Anti-Bribery Legislation and your Compliance Program
The relevance of International and Israeli Anti-Bribery Legislation to your company & why you need an Anti-Bribery Compliance Program
Israel passed legislation during July 2008 adding an additional offense to its penal code, streamlining its domestic laws with the OECD Convention on Combating Bribery of Foreign Public Officials in International Business Transactions from 1997.
The United States was the first to make it a domestic offense to bribe foreign officials in 1977, with its “extra-territorial” Foreign Corrupt Practices Act (more commonly known as the “FCPA”), enforced by both the DOJ and SEC.

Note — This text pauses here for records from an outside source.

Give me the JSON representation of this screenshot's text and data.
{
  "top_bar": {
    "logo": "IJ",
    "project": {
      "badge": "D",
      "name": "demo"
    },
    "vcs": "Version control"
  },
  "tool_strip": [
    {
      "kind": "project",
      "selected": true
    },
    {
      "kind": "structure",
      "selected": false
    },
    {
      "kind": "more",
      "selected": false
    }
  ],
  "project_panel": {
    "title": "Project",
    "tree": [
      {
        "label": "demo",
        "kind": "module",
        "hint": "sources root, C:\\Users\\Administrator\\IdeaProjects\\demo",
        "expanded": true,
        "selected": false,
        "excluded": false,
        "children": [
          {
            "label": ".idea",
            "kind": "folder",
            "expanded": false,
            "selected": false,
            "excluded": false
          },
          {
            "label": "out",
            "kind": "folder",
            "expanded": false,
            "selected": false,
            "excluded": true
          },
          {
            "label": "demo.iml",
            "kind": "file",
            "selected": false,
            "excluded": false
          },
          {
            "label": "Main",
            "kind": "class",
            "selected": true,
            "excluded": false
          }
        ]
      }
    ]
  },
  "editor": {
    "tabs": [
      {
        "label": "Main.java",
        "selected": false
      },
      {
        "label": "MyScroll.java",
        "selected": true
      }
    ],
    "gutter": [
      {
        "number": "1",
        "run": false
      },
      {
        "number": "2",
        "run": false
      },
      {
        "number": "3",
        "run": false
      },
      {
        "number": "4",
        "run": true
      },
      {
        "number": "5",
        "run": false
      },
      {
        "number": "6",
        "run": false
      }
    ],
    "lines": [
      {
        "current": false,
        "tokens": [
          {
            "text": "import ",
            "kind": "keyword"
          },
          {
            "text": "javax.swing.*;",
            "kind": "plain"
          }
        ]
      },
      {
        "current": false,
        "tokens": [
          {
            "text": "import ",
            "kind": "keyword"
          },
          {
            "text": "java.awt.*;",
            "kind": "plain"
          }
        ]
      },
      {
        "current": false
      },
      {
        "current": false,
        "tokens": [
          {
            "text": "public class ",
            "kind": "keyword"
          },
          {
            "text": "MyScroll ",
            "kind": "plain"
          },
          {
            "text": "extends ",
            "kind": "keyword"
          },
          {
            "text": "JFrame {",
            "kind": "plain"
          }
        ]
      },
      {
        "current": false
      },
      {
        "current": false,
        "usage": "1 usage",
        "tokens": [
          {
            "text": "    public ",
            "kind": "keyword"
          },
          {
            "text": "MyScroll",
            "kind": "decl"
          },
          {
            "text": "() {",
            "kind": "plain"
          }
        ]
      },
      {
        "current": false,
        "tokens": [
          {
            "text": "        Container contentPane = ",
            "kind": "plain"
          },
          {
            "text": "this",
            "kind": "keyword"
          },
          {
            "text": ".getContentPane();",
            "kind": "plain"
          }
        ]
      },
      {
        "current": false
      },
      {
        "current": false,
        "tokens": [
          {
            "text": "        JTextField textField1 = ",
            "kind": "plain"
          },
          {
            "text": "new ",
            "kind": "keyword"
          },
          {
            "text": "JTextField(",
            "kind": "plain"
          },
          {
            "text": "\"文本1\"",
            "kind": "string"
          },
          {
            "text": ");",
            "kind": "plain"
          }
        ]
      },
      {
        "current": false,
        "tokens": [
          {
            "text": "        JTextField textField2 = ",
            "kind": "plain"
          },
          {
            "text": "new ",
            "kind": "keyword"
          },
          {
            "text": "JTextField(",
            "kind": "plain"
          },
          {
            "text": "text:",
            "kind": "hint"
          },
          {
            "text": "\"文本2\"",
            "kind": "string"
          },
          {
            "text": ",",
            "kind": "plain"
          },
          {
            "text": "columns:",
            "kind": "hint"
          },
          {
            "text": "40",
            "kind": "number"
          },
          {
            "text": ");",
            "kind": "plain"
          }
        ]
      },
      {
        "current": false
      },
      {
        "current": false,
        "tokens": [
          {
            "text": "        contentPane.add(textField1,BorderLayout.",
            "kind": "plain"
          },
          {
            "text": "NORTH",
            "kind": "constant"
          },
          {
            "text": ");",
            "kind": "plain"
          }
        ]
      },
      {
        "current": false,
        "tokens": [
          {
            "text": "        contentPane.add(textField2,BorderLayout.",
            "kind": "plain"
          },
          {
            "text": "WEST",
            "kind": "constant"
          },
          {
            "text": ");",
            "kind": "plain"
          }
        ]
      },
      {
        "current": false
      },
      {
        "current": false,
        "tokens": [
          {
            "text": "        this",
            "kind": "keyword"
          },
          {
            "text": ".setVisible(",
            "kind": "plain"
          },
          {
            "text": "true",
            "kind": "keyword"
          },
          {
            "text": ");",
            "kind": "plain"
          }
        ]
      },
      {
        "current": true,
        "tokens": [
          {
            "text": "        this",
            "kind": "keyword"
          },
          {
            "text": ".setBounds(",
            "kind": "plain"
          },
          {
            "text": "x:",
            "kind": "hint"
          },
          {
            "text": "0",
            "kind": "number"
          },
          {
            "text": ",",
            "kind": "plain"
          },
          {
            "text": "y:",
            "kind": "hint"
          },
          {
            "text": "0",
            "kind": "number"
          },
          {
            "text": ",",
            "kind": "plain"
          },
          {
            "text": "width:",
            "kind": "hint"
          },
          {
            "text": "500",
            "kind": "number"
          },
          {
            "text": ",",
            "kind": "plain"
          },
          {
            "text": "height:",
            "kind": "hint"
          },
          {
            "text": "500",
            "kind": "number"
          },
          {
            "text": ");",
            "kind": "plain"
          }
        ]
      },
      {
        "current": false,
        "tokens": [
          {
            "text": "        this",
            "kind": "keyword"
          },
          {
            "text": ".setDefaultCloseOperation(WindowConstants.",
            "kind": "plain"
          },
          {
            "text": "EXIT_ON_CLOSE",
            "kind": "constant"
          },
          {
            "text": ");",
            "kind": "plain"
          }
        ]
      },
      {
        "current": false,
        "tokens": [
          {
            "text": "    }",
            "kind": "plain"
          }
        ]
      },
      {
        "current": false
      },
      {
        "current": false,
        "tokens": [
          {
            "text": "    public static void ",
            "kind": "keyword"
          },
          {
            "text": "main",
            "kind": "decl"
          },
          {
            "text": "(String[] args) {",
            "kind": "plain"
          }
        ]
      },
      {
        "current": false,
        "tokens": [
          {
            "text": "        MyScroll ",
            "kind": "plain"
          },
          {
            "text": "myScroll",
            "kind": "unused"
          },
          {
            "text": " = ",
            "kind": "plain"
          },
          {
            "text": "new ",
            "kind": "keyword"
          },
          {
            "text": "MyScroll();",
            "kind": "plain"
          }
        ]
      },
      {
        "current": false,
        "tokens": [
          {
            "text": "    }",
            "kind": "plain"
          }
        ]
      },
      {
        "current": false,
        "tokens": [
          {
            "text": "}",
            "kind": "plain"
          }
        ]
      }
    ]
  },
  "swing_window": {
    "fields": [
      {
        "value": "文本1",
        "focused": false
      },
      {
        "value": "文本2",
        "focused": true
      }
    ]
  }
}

According to the new law, it is unlawful in Israel, as in all OECD member countries, such as the US and the UK, to bribe foreign government officials for the purpose of obtaining or retaining business. This provision applies to any individual, firm, officer, director, employee, or agent of an entity and any stockholder acting on behalf of any such entity. The intent of making a corrupt payment, even if not materialized, can constitute a violation of the statute. It is important to note that an “intent” need not necessarily relate to direct payments only, but may relate to payments via intermediaries (third parties such as agents, distributors, or business partners), while knowing that a portion of the payment would go directly or indirectly to a foreign official. Some interpretations under the FCPA, that may not be intuitive include the position that “knowing” includes conscious disregard of “red flags” and deliberate ignorance. Additionally, an offer, under both Israeli and US law, is considered a bribe whether it is in cash or in-kind and and it is illegal, whether or not the offer was accepted. Moreover, in Israel, as in the US, Europe and other OECD member countries, a “foreign official” is interpreted very broadly, and includes not only government employees, but includes for example employees of government-owned enterprises.
In February 2010, the OECD released the “Annex II Guidance” directed at both government agencies and corporations. This document provides certain guidelines, requirements and insights as to how domestic legislation incorporating the OECD Treaty should be implemented and monitored.
In a unprecedented statement, the US Department of Justice recently endorsed the Annex II Guidance as an effective framework of principles for implementing a compliance program.
The basic elements of an Anti-Bribery Compliance Program are as follows:
- Risk Assessment – this is a crucial first step to determine the nature of the company’s business and the type of compliance program that will be required for the company.
- Training – this includes training for the relevant departments within the company, as well as general employee training. Moreover, in many cases, training of business partners is highly recommended.
- “Tone at the Top” – this refers to an executive “buy-in” – both from senior corporate management as well as local management at the various subsidiaries across the globe. This message should also be portrayed via a clear and unequivocal Code of Ethics forbidding unethical and illegal acts such as bribery.
- Policies and Procedures – including gift and entertainment policies, expense reimbursement procedures, as well as payment procedures for business partners.
- Correct practices with Business Partners, including documented due diligence procedures to be conducted prior to engaging business partners to identify “red flags”, suitable contracts addressing anti-bribery concerns, as well as audit rights, etc. In some cases, this may include review of existing business partners.
- In some cases, additional aspects require attention, such as review of the company’s signatory rights, commission guidelines, and other corporate governance issues.
An effective anti-bribery compliance program should be tailored to the specific characteristics of each company, including its geographical distribution, its market, its customers and its corporate history.
This Note shall not be interpreted as legal advice nor shall it replace individual and specific legal advice which should be sought by the company.